The Valencian Farmers Association (AVA-ASAJA) has strongly criticized the latest attacks of Gauls farmers against Spanish wine and has demanded strong sanctions from the European Union. In that sense, its president, Cristobal Aguado, has warned that inaction in Brussels to these repeated assaults of French producers encourages the feeling of disenchantment with the common European project. Behind this conflict, which is being extended in time, there are accusations of unfair competition and marketing of Spanish bulk wine as French by Gauls winegrowers.
Before the start of the wine year, French farmers resume their hostilities against the Spanish productions (a conflict still unresolved and that has been going up quite a few years back in time) and justify their attacks in protest at the entrance to their country of wine at lower prices, as reported, also sold in bulk by passing as French wine. Specifically, rates of Spanish liter unbottled have fallen from 0,55 euros in 2013 to 0,32 in 2015, and while the Spanish hectolitre in that format is now sold at 30 to 40 euros, the Gallic wines is between 70 and 80, something many vintners branded as “unfair competition”.
So, grouped in the so-called Regional Action Committee Vitícola, a dozen masked men with axes attacked last week a French company specializing in the import of Spanish wine and, after forcing the doors of deposits, spilled 50,000 liters of broth from various national wineries. The sabotage caused a flood of wine in the city of Sète, near Marseille, which flooded several houses and required the intervention of firefighters.
This is the third attack so far this year as in February destroyed 18,000 kilos of citrus and vegetables from Murcia, and in April spilled wine on the road from five Spanish trucks with the complicity of the police. In addition, the authors of this latest altercation threaten to new shares.
Speaking to the Minister of Agriculture, Food and Environment of the Spanish Embassy in Paris, Alberto Lopez-Acenjo, one can not speak of “dumping” by the Spanish industry, “but a loss of competitiveness of the Gauls winegrowers “. A statement that contrasts with the position of the socialist senator and French vintner Henri Cabanel who, in a letter addressed to French Agriculture Minister Stephane Le Foll, accuses Spain of unfair competition “because their production is not carried out with the same regulatory restrictions than in France “and demanded an urgent reaction by the French government.
Meanwhile, the president of AVA-ASAJA, Cristóbal Aguado, has roundly condemned the “vandalism campaign against Spanish agriculture that, far from being an isolated case, repeated over time and exceeds all limits”.
“These acts threaten the stability, security and free movement of goods within the EU whose authorities we miss a forceful response,” laments Aguado
“As in many countries are emerging not as Eurosceptic movements, but directly anti-Europeans, turn a blind eye to these things is to give wings to this disenchantment.

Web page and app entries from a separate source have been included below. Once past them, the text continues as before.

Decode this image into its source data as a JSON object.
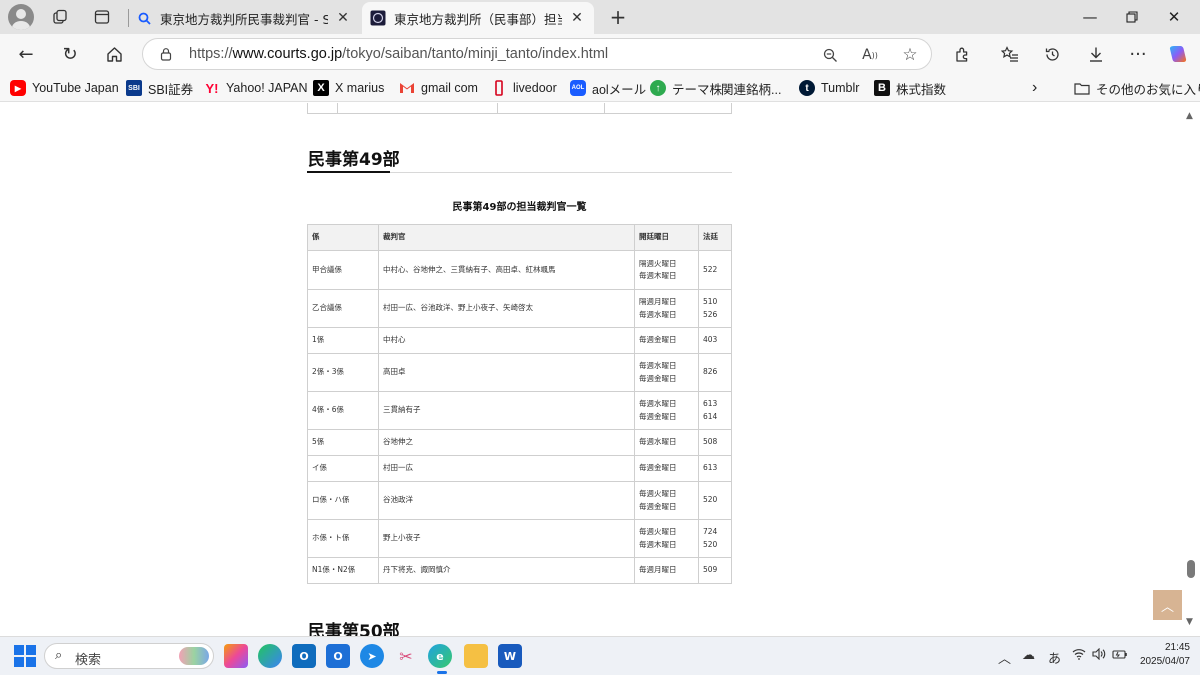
{
  "browser": {
    "tabs": [
      {
        "title": "東京地方裁判所民事裁判官 - Search",
        "icon": "search-icon"
      },
      {
        "title": "東京地方裁判所（民事部）担当裁判官",
        "icon": "court-seal-icon",
        "active": true
      }
    ],
    "url": {
      "scheme": "https://",
      "host": "www.courts.go.jp",
      "path": "/tokyo/saiban/tanto/minji_tanto/index.html"
    },
    "favorites": [
      {
        "label": "YouTube Japan",
        "icon": "youtube-icon",
        "color": "#ff0000"
      },
      {
        "label": "SBI証券",
        "icon": "sbi-icon",
        "color": "#0b3a8c"
      },
      {
        "label": "Yahoo! JAPAN",
        "icon": "yahoo-icon",
        "color": "#ff0033"
      },
      {
        "label": "X marius",
        "icon": "x-icon",
        "color": "#000000"
      },
      {
        "label": "gmail com",
        "icon": "gmail-icon",
        "color": "#ea4335"
      },
      {
        "label": "livedoor",
        "icon": "livedoor-icon",
        "color": "#d6001c"
      },
      {
        "label": "aolメール",
        "icon": "aol-icon",
        "color": "#1a5cff"
      },
      {
        "label": "テーマ株",
        "icon": "theme-stock-icon",
        "color": "#2eaa4f"
      },
      {
        "label": "関連銘柄...",
        "icon": "",
        "color": ""
      },
      {
        "label": "Tumblr",
        "icon": "tumblr-icon",
        "color": "#001935"
      },
      {
        "label": "株式指数",
        "icon": "b-icon",
        "color": "#111111"
      }
    ],
    "other_favorites": "その他のお気に入り"
  },
  "page": {
    "section_title": "民事第49部",
    "table_caption": "民事第49部の担当裁判官一覧",
    "columns": [
      "係",
      "裁判官",
      "開廷曜日",
      "法廷"
    ],
    "rows": [
      {
        "kakari": "甲合議係",
        "judges": "中村心、谷地伸之、三貫納有子、高田卓、紅林颯馬",
        "days": [
          "隔週火曜日",
          "毎週木曜日"
        ],
        "rooms": [
          "522"
        ]
      },
      {
        "kakari": "乙合議係",
        "judges": "村田一広、谷池政洋、野上小夜子、矢崎啓太",
        "days": [
          "隔週月曜日",
          "毎週水曜日"
        ],
        "rooms": [
          "510",
          "526"
        ]
      },
      {
        "kakari": "1係",
        "judges": "中村心",
        "days": [
          "毎週金曜日"
        ],
        "rooms": [
          "403"
        ]
      },
      {
        "kakari": "2係・3係",
        "judges": "高田卓",
        "days": [
          "毎週水曜日",
          "毎週金曜日"
        ],
        "rooms": [
          "826"
        ]
      },
      {
        "kakari": "4係・6係",
        "judges": "三貫納有子",
        "days": [
          "毎週水曜日",
          "毎週金曜日"
        ],
        "rooms": [
          "613",
          "614"
        ]
      },
      {
        "kakari": "5係",
        "judges": "谷地伸之",
        "days": [
          "毎週水曜日"
        ],
        "rooms": [
          "508"
        ]
      },
      {
        "kakari": "イ係",
        "judges": "村田一広",
        "days": [
          "毎週金曜日"
        ],
        "rooms": [
          "613"
        ]
      },
      {
        "kakari": "ロ係・ハ係",
        "judges": "谷池政洋",
        "days": [
          "毎週火曜日",
          "毎週金曜日"
        ],
        "rooms": [
          "520"
        ]
      },
      {
        "kakari": "ホ係・ト係",
        "judges": "野上小夜子",
        "days": [
          "毎週火曜日",
          "毎週木曜日"
        ],
        "rooms": [
          "724",
          "520"
        ]
      },
      {
        "kakari": "N1係・N2係",
        "judges": "丹下将克、諏岡慎介",
        "days": [
          "毎週月曜日"
        ],
        "rooms": [
          "509"
        ]
      }
    ],
    "next_section_title": "民事第50部"
  },
  "taskbar": {
    "search_placeholder": "検索",
    "ime": "あ",
    "time": "21:45",
    "date": "2025/04/07"
  }
}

Mal fate awaits Europe if not even able to enforce its laws and its basic principles “says the president of AVA-ASAJA, who demands the immediate intervention of the European Commission to punish people concerned and implement a mechanism of compensation for wine companies that have been affected.
He also requests the political parties leaders to report the illegality of these acts of vandalism before the Community institutions and to fulfill its duty to defend the Spanish agricultural sector.
Price plummeting Spanish wine
The aggravation of this problem, has contributed to the fact that between 2000 and 2015, French imports of Spanish wine have grown dramatically, from 20 to 72%. An increase largely driven by the plummeting prices of Spanish wine, in the case of bulk sale getting cheaper. So that 72%, 65% corresponds to bulk wine and 7% to bottling. In that sense, the president of the Union of Wine Growers Aude region, Frédéric Rouanet, said the intention of his organization to meet with Spanish industry representatives to see how they can increase their prices.
Rouanet has reported that, in addition to selling Spanish wine as French, provided that the geographical origin or type of grape in bulk format only come on the delivery note purchase, the practice of using fraudulent labels are also given in bottles.
The Gauls vintners also demand that the Spanish authorities require greater control over their cellars because they suspect that some of the wines that sell to France did not actually come from Spain.
To Rounet, Brussels is at the epicenter of the problem, due to the absence of Community legislation in the European wine sector to harmonize all matters relating to wages, labeling, fees, rules, or regulations in plant protection products